The Annual September Pasture Party Display is organized and put on by the Somerset Steam and Gas Association in Somerset Virginia. These events are commonly known as Steam Fairs, most of which are put on in the United States and United Kingdom with a very few in other countries. Though I have seen this event advertised in central Virginia newspapers over the years, I didn’t seem to get the ambition to attend the outdoor show less than an hour from my home. This year was different when my retired golfing buddy Mike and his wife Marcia invited me to go along on a Saturday morning. I recharged the camera and hopped in their car for a TravelGumbo photo adventure.
Our first stop was to the nearby Grelen Orchard a couple miles from the event where everyone was welcome to pick peaches at no cost. Mike and Marcia picked a couple pecks and we then went to the event where the cost of entry was a $10 donation (children under 12 are free) to the association putting on the non-profit event which gets divided amongst rescue squads, fire companies, scholarships and charities. It was a warm cloudy day with threatening rain, but it held off before we left in the afternoon. Parking was in a local Orange County farm field with rows and rows of cars and pickup trucks with streams of families strolling for the entrance across the busy highway. Local police were halting traffic to allow the pedestrians to make their way to the event field on the opposite side of the highway.
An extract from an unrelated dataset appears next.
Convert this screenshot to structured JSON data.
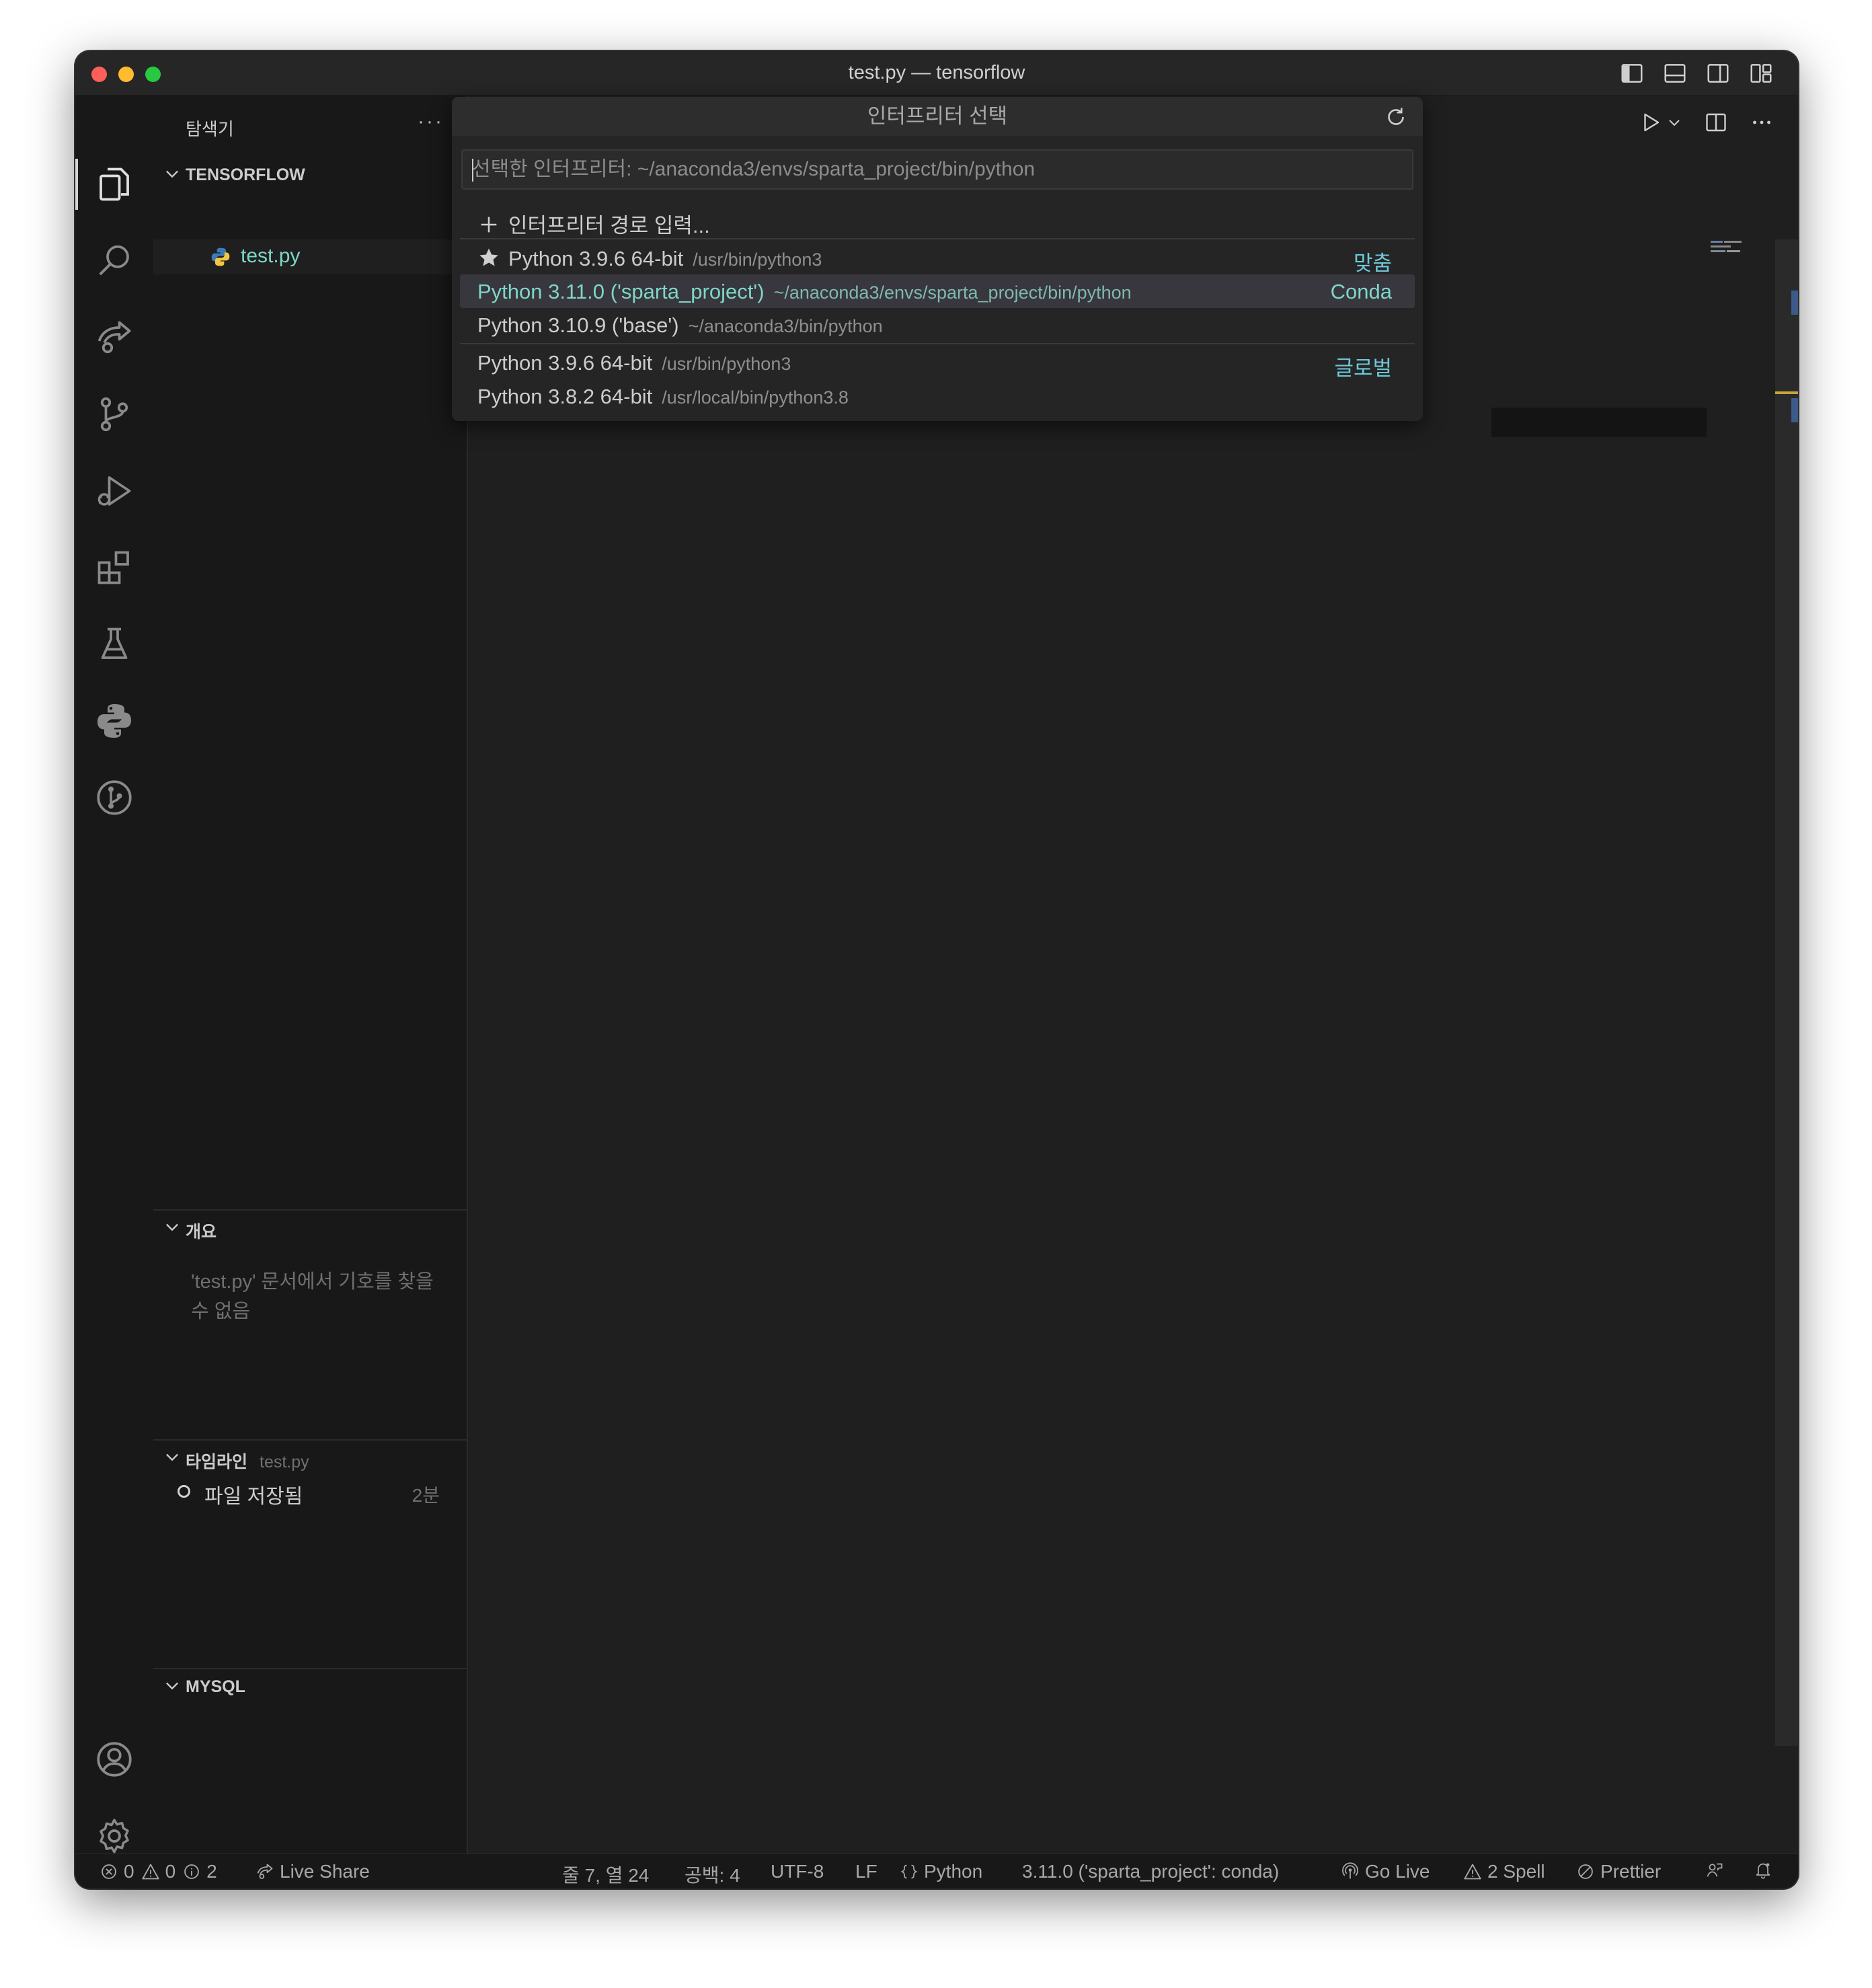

Once entering the large pasture, the smell of black smoke from coal fires of the steam powered engines filled our nostrils and watered our eyes. Steam powered farm vehicles and machinery were running full speed and the dark coal haze exhaust fumes were blanketing the ceiling over the field. This event was billed as a chance to see how steam power machines transformed America over a century ago. The all day show featured antique steam powered tractors, a working sawmill, blacksmiths, threshing and bailing. Steam plowing, a shingle mill, a duplicating lathe and corn chopping were also a few of the mechanized activities.
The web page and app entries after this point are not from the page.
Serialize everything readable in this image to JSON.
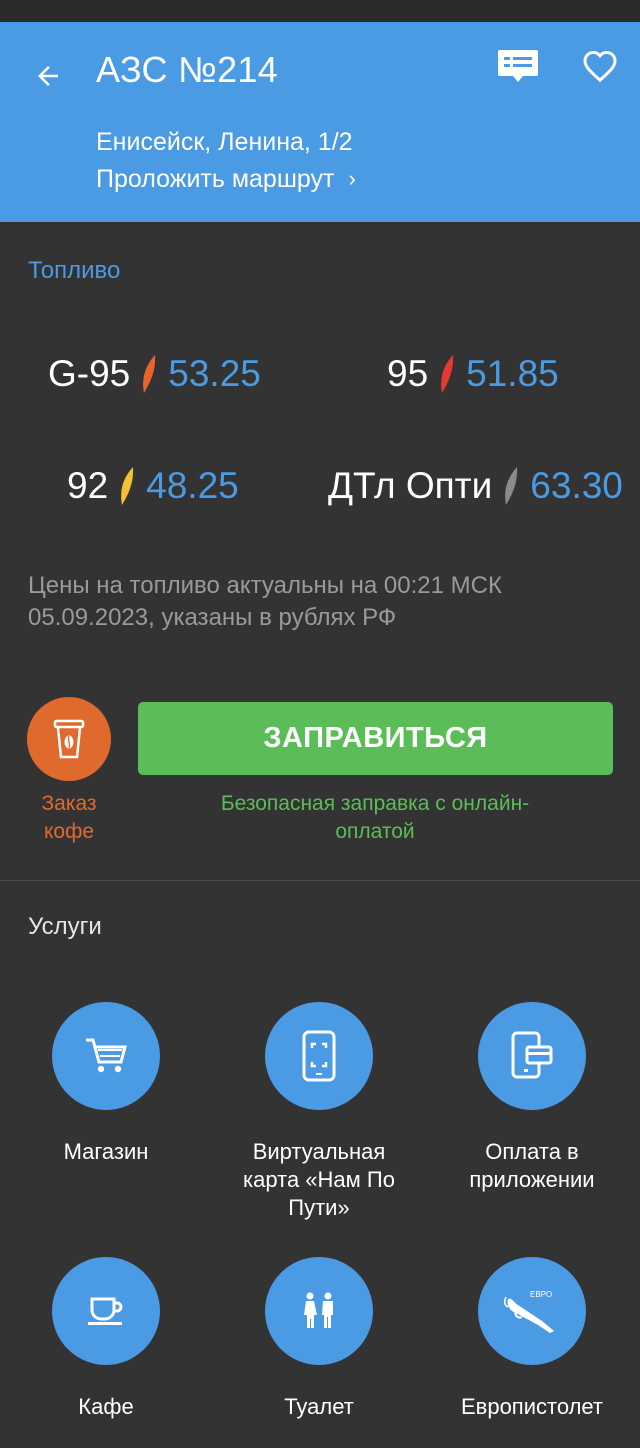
{
  "header": {
    "title": "АЗС №214",
    "address": "Енисейск, Ленина, 1/2",
    "route_label": "Проложить маршрут",
    "route_chevron": "›"
  },
  "fuel": {
    "section_title": "Топливо",
    "items": [
      {
        "name": "G-95",
        "price": "53.25",
        "drop_color": "#e8642a"
      },
      {
        "name": "95",
        "price": "51.85",
        "drop_color": "#e53935"
      },
      {
        "name": "92",
        "price": "48.25",
        "drop_color": "#f2c230"
      },
      {
        "name": "ДТл Опти",
        "price": "63.30",
        "drop_color": "#8a8a8a"
      }
    ],
    "note": "Цены на топливо актуальны на 00:21 МСК 05.09.2023, указаны в рублях РФ"
  },
  "actions": {
    "coffee_label": "Заказ кофе",
    "fill_label": "ЗАПРАВИТЬСЯ",
    "fill_note": "Безопасная заправка с онлайн-оплатой"
  },
  "services": {
    "section_title": "Услуги",
    "items": [
      {
        "label": "Магазин",
        "icon": "cart-icon"
      },
      {
        "label": "Виртуальная карта «Нам По Пути»",
        "icon": "phone-card-icon"
      },
      {
        "label": "Оплата в приложении",
        "icon": "phone-payment-icon"
      },
      {
        "label": "Кафе",
        "icon": "cup-icon"
      },
      {
        "label": "Туалет",
        "icon": "toilet-icon"
      },
      {
        "label": "Европистолет",
        "icon": "nozzle-icon",
        "icon_text": "ЕВРО"
      }
    ]
  },
  "colors": {
    "accent_blue": "#4a9ae4",
    "green": "#5bbd57",
    "orange": "#e06a2e",
    "background": "#333333"
  }
}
There are children’s activities, a “Bits and Pieces” section where machine parts and used tools are sold, and lots of local southern food stalls for the hungry and thirsty. Also, there are tent canopies with live music, flea markets, arts and crafts, and antique vehicles. My friend Mike got to drive a steam powered tractor around the grounds with Marcia giving him instructions. Before departing they got to partake in the chicken tenders with Carolina sweet mustard sauce and an Italian sausage sandwich. Some Steam Fairs are static displays like inside a museum where you can just look at the machinery, but the Somerset version shows most all of the machinery in action with farmers and operators working them in the manner of years gone by. This action kept the attention of the younger generation attendees.
Steam powered agricultural machines reached their prime in the late 19th and early 20th century replacing water power and animal power. In the mid-1920’s, steam powered farm equipment gave way to the internal combustion engine that was improved during World War 1. Though steam powered plows could plow ten times the area of horses in a day, they were expensive and cumbersome to use. Once self-propelled tractors gained popularity, they also had drawbacks such as frequent boiler explosions and collapsing bridges under their weight. Small steam powered engines on wooden sleds for mobility were developed for many other chores such as the pumping of water.
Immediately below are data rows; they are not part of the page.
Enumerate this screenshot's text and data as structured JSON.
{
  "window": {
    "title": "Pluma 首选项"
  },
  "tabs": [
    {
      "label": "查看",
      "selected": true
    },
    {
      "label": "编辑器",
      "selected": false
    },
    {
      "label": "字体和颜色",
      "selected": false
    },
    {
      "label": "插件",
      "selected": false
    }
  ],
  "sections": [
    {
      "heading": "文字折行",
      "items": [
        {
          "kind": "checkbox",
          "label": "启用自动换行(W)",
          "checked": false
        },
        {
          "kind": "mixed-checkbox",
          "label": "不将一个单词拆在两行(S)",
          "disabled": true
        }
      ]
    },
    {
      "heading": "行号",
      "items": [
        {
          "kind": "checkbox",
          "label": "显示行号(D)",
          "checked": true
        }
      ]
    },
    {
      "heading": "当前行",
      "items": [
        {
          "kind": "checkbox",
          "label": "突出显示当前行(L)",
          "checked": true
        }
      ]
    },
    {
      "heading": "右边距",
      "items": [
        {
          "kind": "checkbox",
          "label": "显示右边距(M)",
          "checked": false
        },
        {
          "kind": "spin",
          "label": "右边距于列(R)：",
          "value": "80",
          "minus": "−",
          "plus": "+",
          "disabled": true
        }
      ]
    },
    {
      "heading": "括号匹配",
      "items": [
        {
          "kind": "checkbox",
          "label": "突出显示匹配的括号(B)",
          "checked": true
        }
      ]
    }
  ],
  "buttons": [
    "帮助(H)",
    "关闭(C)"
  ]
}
The Somerset event is located at 14375 Blue Ridge Turnpike, Somerset, Virginia 22972. A little over a two hour drive from the heart of Washington DC and one hour and 20 minutes from Richmond Virginia. ATV’s are available to transport handicapped visitors around the event area.